UofL Physicians the first in Kentucky to offer new asthma treatment

Published on November 15, 2011

Physicians with the Pulmonary, Critical Care and Sleep Disorders Medicine practice of University Medical Associates (UMA), in partnership with University Hospital, are the first in Kentucky to offer a new and innovative asthma treatment to patients. The Alair Bronchial Thermoplasty System is the first non-pharmacological treatment for adults with severe, persistent asthma who don’t respond to standard medical interventions. Bronchial thermoplasty complements current asthma maintenance medications by providing long-lasting control and improving asthma-related quality of life for patients.

“As pulmonologists, we are often referred patients who have very difficult-to-control asthma,” said Rodney Folz, M.D., Ph.D., chief of Pulmonary, Critical Care and Sleep Disorders Medicine - UMA. “While many patients’ asthma can be controlled with inhaler medications, oral pills or immunotherapy shots, combined with avoidance of environmental exposures, there are some whose asthma simply won’t respond to these treatments. Individuals with this form of severe, persistent asthma have had no other effective treatment alternatives, until now.”
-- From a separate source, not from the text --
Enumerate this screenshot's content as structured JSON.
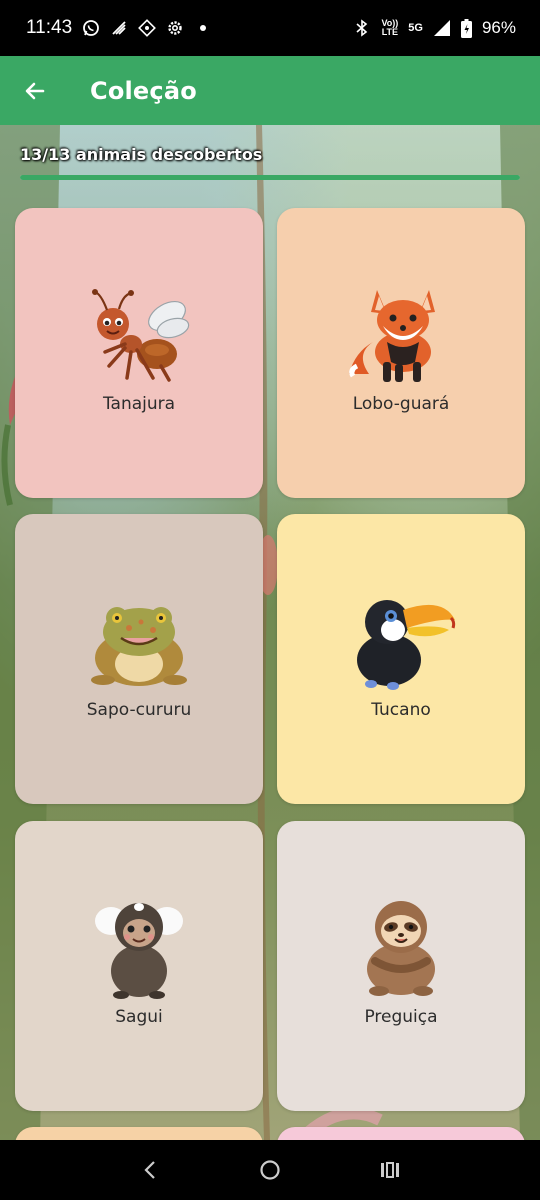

Bronchial thermoplasty treatment is performed through the working channel of a standard flexible bronchoscope that is introduced through a patient’s nose or mouth, and into their lungs. The tip of the small diameter catheter is expanded to contact the walls of targeted airways. Controlled thermal energy is then delivered to the airway walls to reduce the presence of excess airway smooth muscle that narrows the airways in patients with asthma. The minimally invasive procedure, like many other flexible endoscopy procedures, is done under moderate sedation, and the patient returns home the same day. Studies have demonstrated that patients who use this treatment have an 84 percent decrease in ER visits, 73 percent decrease in hospitalizations, 66 percent decrease in lost days at work and a 32 percent decrease in asthma attacks.
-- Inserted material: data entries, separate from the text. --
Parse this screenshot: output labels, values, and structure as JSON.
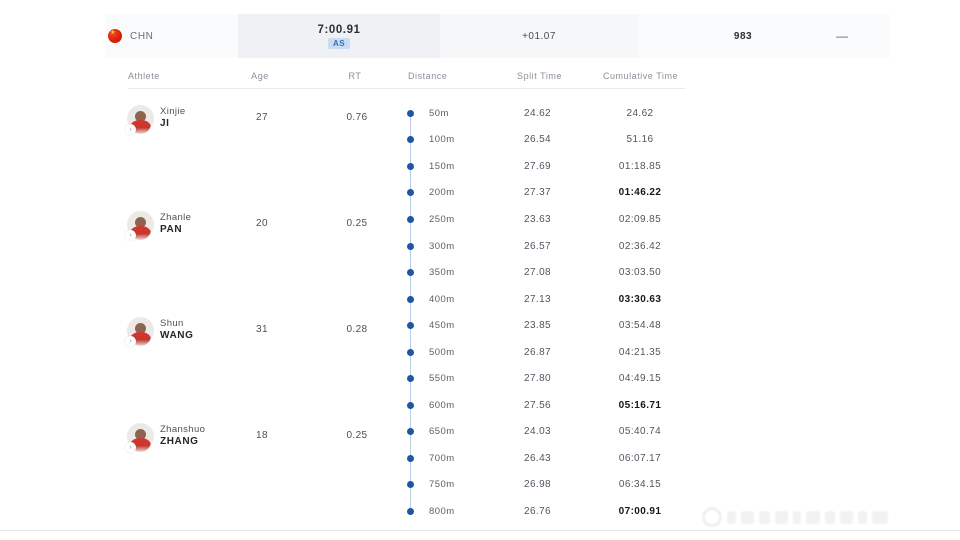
{
  "summary": {
    "team_code": "CHN",
    "final_time": "7:00.91",
    "record_badge": "AS",
    "gap_to_leader": "+01.07",
    "points": "983",
    "collapse_label": "—"
  },
  "columns": {
    "athlete": "Athlete",
    "age": "Age",
    "rt": "RT",
    "distance": "Distance",
    "split": "Split Time",
    "cumulative": "Cumulative Time"
  },
  "athletes": [
    {
      "first_name": "Xinjie",
      "last_name": "JI",
      "age": "27",
      "rt": "0.76"
    },
    {
      "first_name": "Zhanle",
      "last_name": "PAN",
      "age": "20",
      "rt": "0.25"
    },
    {
      "first_name": "Shun",
      "last_name": "WANG",
      "age": "31",
      "rt": "0.28"
    },
    {
      "first_name": "Zhanshuo",
      "last_name": "ZHANG",
      "age": "18",
      "rt": "0.25"
    }
  ],
  "splits": [
    {
      "distance": "50m",
      "split": "24.62",
      "cumulative": "24.62"
    },
    {
      "distance": "100m",
      "split": "26.54",
      "cumulative": "51.16"
    },
    {
      "distance": "150m",
      "split": "27.69",
      "cumulative": "01:18.85"
    },
    {
      "distance": "200m",
      "split": "27.37",
      "cumulative": "01:46.22"
    },
    {
      "distance": "250m",
      "split": "23.63",
      "cumulative": "02:09.85"
    },
    {
      "distance": "300m",
      "split": "26.57",
      "cumulative": "02:36.42"
    },
    {
      "distance": "350m",
      "split": "27.08",
      "cumulative": "03:03.50"
    },
    {
      "distance": "400m",
      "split": "27.13",
      "cumulative": "03:30.63"
    },
    {
      "distance": "450m",
      "split": "23.85",
      "cumulative": "03:54.48"
    },
    {
      "distance": "500m",
      "split": "26.87",
      "cumulative": "04:21.35"
    },
    {
      "distance": "550m",
      "split": "27.80",
      "cumulative": "04:49.15"
    },
    {
      "distance": "600m",
      "split": "27.56",
      "cumulative": "05:16.71"
    },
    {
      "distance": "650m",
      "split": "24.03",
      "cumulative": "05:40.74"
    },
    {
      "distance": "700m",
      "split": "26.43",
      "cumulative": "06:07.17"
    },
    {
      "distance": "750m",
      "split": "26.98",
      "cumulative": "06:34.15"
    },
    {
      "distance": "800m",
      "split": "26.76",
      "cumulative": "07:00.91"
    }
  ],
  "colors": {
    "accent_blue": "#1d56a3",
    "badge_bg": "#c9dcf2",
    "badge_text": "#3b6cb5",
    "flag_red": "#d81e06",
    "record_highlight": "#16181d"
  },
  "icons": {
    "flag": "china-flag-icon",
    "collapse": "minus-icon",
    "avatar_badge": "arrow-icon",
    "timeline_dot": "dot-icon"
  }
}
Tanya Wiese, M.D., an interventional pulmonologist, received special training on the device, and will serve as the lead physician performing bronchial thermoplasty treatment. Treatments will be performed in the endoscopy/ bronchoscopy unit at University Hospital. Patients will receive follow-up care at the private practice offices of UMA.
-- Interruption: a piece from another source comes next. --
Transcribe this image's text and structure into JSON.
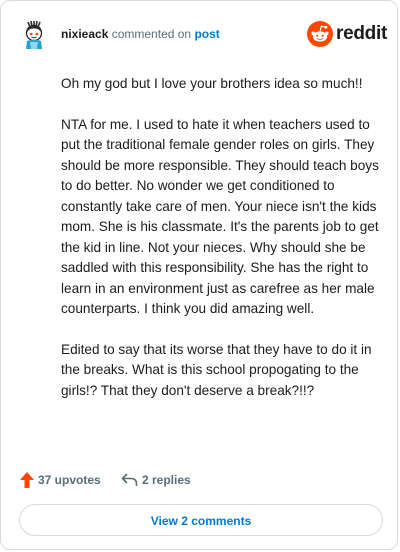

“We pulmonary physicians at UofL Physicians are very excited to be able to offer this new treatment to patients and their physicians,” Folz said. “We collaborate with allergists, primary care physicians and pulmonologists, all of whom take care of patients with asthma, to provide this highly specialized treatment intervention. We are pleased to the first to provide this major medical advance to all Kentuckians.”